■ WHAT THE TASK ASKS
Using the records that follow, count the lines containing the word "icon" and give that number only.

■ Dataset rows describing interfaces
※

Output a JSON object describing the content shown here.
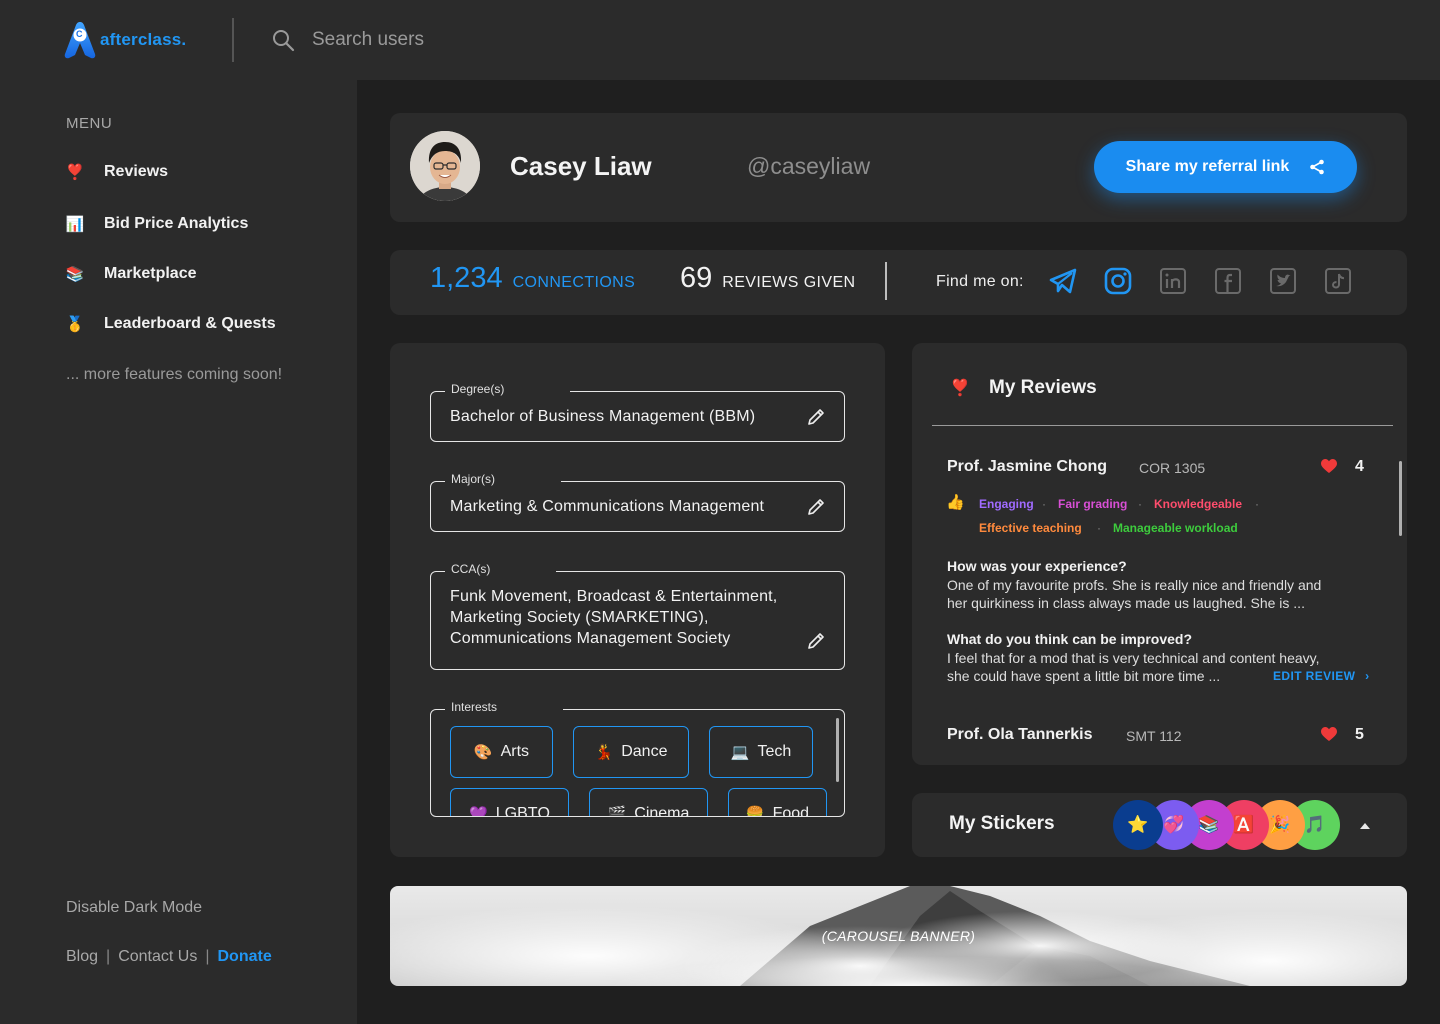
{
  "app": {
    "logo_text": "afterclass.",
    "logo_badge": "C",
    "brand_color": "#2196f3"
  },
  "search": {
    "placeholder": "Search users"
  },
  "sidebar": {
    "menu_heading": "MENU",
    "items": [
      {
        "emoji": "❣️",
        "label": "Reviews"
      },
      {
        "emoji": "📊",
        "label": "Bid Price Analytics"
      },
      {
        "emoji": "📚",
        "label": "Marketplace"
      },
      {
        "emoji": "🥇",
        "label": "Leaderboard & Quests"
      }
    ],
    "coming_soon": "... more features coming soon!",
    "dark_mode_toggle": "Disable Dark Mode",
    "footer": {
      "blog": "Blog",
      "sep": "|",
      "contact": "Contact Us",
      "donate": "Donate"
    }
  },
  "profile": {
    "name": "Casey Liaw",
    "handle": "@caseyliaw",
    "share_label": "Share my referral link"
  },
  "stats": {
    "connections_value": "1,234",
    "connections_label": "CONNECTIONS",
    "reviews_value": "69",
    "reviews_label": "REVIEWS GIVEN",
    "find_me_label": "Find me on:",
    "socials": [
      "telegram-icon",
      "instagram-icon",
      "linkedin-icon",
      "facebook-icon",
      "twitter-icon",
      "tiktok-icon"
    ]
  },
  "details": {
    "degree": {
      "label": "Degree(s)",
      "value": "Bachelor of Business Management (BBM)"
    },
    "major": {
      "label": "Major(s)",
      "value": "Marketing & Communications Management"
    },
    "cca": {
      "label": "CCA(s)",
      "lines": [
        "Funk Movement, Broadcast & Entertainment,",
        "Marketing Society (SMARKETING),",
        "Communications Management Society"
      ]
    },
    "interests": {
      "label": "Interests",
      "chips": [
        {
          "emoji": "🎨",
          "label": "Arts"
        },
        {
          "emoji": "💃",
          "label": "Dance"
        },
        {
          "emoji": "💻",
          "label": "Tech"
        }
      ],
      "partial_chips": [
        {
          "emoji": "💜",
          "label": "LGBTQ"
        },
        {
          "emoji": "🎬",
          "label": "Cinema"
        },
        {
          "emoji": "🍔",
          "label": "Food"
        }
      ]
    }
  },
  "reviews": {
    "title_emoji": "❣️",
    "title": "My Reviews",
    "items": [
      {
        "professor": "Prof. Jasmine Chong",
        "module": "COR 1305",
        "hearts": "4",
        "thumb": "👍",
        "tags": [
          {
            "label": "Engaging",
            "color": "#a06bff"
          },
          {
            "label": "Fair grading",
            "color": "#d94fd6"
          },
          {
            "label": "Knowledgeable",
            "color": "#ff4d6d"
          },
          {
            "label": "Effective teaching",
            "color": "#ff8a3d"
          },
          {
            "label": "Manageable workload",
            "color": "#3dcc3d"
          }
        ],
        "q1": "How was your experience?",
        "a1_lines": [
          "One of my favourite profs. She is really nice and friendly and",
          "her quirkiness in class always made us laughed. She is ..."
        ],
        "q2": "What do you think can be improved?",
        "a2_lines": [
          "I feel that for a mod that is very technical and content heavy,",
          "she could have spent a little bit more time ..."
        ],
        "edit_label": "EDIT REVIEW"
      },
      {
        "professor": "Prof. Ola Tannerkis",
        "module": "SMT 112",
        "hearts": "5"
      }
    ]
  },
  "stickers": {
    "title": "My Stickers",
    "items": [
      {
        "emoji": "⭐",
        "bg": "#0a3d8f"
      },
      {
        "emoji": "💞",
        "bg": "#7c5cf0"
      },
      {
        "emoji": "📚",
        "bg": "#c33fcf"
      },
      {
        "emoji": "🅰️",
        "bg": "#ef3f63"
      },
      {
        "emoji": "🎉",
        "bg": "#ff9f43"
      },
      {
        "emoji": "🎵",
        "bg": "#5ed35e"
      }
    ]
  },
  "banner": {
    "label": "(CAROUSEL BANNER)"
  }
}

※

■ EXERCISE SOLUTION
6